=== Your objective ===
Determine how many lines in the listing hold "Select" and give only that number.

=== Data supplied ===
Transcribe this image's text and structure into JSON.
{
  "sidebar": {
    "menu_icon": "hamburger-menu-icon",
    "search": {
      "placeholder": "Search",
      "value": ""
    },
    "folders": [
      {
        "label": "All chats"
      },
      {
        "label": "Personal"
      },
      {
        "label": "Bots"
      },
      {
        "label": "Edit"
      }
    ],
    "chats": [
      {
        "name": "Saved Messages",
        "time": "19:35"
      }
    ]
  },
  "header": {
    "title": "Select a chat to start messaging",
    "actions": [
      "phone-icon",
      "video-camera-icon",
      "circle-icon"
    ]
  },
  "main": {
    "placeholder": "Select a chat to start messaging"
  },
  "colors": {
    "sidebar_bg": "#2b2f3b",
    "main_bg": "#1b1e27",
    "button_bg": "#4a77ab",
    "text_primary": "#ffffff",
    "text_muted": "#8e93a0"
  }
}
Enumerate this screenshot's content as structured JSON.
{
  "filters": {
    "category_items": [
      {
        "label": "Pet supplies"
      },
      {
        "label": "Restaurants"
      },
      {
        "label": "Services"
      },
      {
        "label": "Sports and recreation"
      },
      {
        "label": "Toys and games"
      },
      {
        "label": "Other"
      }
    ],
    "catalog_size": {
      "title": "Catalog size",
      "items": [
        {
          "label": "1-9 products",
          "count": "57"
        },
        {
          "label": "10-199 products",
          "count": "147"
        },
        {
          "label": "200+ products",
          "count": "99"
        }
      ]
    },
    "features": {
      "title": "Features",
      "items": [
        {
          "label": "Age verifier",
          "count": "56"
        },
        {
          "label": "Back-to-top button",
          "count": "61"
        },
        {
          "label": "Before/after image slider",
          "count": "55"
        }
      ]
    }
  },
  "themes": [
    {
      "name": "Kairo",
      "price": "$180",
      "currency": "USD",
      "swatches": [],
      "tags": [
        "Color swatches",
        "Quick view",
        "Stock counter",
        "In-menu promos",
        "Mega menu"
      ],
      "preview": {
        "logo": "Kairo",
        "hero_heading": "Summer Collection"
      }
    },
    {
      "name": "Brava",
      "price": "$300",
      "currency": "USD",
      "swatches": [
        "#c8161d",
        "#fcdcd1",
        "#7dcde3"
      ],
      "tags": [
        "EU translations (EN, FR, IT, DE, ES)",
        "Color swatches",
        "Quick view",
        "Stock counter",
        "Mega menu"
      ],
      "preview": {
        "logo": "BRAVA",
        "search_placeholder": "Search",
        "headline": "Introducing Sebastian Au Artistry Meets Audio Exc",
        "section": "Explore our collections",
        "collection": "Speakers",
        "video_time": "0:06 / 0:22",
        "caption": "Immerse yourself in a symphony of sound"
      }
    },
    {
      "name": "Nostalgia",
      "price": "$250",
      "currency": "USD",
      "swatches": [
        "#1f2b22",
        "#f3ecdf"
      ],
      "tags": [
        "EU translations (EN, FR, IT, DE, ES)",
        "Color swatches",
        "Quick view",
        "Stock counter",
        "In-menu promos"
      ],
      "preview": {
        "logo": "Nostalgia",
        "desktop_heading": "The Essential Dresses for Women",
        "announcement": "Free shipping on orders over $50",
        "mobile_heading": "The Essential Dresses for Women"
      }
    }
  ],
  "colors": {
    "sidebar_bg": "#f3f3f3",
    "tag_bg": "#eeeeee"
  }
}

=== Result of the exercise ===
2